* **WORK REQUIRED**
If a line below contains the word "were", count it. Please give the total and nothing else.

* **SUPPLIED DATA**

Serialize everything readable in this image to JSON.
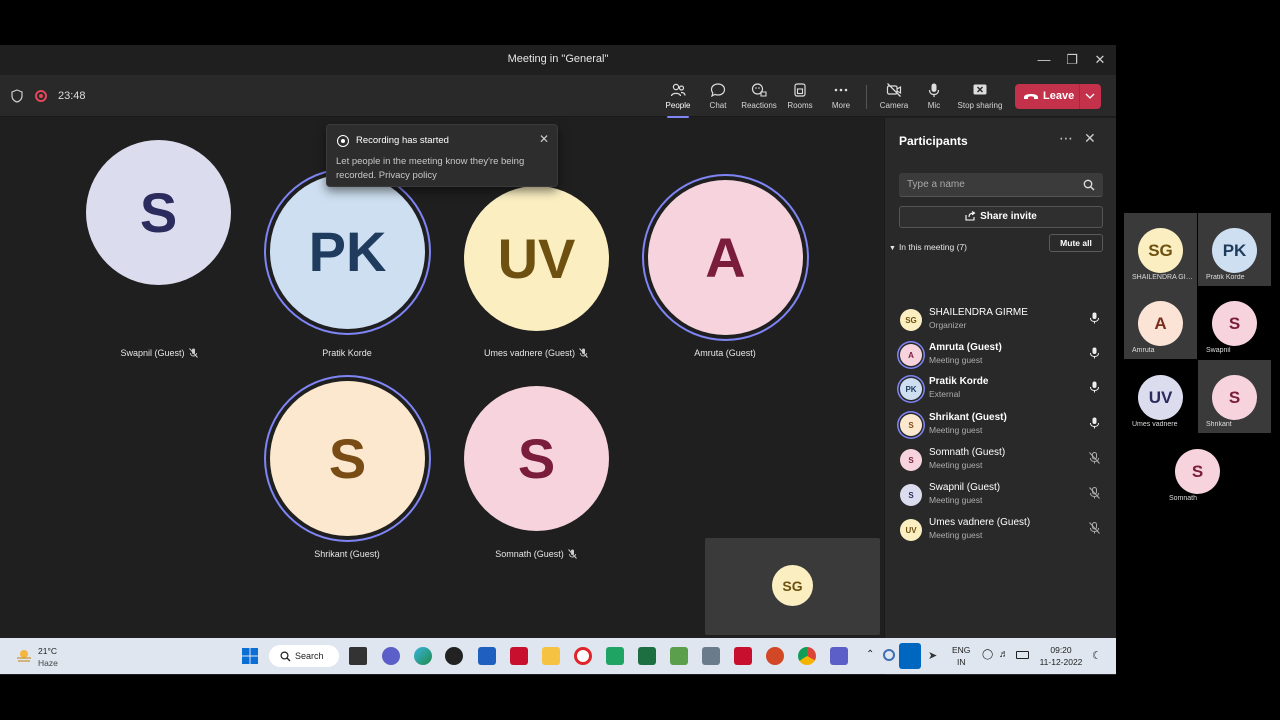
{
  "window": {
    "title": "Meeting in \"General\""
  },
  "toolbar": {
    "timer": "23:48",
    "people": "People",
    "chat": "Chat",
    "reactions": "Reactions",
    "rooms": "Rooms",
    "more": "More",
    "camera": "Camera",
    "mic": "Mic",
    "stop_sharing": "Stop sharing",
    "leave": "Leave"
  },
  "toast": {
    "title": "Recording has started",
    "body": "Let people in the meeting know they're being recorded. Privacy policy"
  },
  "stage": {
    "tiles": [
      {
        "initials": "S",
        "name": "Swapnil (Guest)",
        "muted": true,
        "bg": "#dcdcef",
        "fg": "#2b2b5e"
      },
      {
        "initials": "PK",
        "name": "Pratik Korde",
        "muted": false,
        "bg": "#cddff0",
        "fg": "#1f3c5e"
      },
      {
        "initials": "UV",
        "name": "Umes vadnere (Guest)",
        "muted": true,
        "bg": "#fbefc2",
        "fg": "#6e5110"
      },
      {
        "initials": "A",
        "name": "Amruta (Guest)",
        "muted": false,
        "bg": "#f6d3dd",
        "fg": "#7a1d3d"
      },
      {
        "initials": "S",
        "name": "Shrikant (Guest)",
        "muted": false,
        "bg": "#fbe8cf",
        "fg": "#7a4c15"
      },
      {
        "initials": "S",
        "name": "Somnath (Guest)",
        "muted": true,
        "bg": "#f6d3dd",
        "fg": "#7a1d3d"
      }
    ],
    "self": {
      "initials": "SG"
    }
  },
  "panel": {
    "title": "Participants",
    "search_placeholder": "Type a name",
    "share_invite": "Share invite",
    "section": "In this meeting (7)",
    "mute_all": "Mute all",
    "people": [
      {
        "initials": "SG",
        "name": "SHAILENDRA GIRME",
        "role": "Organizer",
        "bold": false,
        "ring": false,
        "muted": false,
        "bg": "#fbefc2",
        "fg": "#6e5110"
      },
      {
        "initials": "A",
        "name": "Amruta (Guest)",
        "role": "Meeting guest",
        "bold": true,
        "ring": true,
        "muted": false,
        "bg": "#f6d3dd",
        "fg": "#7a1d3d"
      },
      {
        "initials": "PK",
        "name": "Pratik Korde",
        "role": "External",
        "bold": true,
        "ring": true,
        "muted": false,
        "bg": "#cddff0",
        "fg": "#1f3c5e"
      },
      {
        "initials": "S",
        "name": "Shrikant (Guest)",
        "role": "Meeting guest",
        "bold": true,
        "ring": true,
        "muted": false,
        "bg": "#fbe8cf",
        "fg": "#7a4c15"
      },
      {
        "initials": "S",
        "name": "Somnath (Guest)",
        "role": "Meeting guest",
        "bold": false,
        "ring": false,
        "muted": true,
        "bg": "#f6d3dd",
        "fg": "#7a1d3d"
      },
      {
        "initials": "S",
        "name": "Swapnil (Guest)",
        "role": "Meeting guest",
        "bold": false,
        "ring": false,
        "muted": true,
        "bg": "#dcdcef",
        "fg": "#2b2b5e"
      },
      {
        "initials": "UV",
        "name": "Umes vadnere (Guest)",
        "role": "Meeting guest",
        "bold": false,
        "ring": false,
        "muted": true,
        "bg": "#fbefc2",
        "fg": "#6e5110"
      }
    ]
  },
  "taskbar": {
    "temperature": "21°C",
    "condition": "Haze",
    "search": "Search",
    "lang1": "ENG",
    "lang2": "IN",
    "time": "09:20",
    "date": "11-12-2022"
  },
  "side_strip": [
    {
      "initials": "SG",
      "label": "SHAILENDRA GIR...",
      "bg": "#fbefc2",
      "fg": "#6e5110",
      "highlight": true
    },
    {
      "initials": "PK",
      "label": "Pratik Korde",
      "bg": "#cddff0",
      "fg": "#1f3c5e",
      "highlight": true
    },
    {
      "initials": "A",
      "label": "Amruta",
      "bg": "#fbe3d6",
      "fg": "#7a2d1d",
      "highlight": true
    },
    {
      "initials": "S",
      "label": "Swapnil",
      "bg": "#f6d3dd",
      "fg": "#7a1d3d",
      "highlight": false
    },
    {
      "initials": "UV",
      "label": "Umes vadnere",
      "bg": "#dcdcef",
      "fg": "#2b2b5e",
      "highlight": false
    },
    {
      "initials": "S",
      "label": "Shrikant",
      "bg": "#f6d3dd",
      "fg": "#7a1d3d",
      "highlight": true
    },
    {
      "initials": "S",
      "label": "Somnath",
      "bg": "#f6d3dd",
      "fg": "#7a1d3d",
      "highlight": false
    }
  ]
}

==

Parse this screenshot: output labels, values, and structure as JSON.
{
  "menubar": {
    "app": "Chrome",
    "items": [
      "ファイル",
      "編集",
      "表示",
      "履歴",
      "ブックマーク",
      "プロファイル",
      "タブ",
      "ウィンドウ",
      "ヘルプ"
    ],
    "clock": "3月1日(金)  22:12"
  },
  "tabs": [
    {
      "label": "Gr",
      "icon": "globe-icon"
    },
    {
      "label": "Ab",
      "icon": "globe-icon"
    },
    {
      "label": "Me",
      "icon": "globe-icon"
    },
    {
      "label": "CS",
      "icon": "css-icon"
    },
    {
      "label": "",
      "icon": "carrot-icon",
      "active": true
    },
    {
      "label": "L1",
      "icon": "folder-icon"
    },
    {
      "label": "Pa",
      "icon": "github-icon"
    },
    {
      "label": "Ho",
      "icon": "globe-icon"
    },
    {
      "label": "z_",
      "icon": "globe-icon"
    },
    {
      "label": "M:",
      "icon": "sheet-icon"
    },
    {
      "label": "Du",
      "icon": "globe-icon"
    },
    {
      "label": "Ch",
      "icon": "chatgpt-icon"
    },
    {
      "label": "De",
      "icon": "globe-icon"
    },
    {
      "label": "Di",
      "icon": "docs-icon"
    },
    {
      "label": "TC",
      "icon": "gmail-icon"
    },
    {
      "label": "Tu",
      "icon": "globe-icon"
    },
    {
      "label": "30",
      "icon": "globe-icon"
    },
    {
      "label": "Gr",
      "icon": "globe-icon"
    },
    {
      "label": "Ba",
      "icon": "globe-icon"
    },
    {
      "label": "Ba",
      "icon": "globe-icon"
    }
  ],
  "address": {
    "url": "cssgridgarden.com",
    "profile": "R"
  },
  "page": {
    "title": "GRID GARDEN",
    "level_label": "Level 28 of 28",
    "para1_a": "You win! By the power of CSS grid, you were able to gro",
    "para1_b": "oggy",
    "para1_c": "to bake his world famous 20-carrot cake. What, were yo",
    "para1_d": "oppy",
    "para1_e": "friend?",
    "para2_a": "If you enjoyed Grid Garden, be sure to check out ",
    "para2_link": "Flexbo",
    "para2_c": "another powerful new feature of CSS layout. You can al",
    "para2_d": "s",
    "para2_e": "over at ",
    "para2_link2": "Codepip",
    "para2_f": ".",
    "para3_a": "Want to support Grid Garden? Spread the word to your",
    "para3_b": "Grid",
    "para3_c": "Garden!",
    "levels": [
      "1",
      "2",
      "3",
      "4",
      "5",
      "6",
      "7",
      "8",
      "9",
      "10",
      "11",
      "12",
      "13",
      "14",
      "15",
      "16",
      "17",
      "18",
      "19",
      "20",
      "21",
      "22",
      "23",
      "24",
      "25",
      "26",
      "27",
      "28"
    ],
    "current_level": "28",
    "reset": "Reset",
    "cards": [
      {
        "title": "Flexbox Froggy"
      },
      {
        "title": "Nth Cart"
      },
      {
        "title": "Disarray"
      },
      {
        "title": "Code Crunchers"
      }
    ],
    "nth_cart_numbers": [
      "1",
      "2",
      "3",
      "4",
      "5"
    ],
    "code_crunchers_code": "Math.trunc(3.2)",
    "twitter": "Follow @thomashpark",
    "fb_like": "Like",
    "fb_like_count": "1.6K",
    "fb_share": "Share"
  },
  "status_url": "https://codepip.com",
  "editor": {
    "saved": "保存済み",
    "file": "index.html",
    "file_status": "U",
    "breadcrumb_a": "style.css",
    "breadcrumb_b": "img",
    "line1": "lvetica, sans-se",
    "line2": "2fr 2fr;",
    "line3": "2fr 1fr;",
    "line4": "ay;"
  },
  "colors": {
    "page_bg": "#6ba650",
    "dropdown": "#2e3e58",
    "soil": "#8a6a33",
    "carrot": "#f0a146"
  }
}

* **OUTPUT OF THE TASK**
2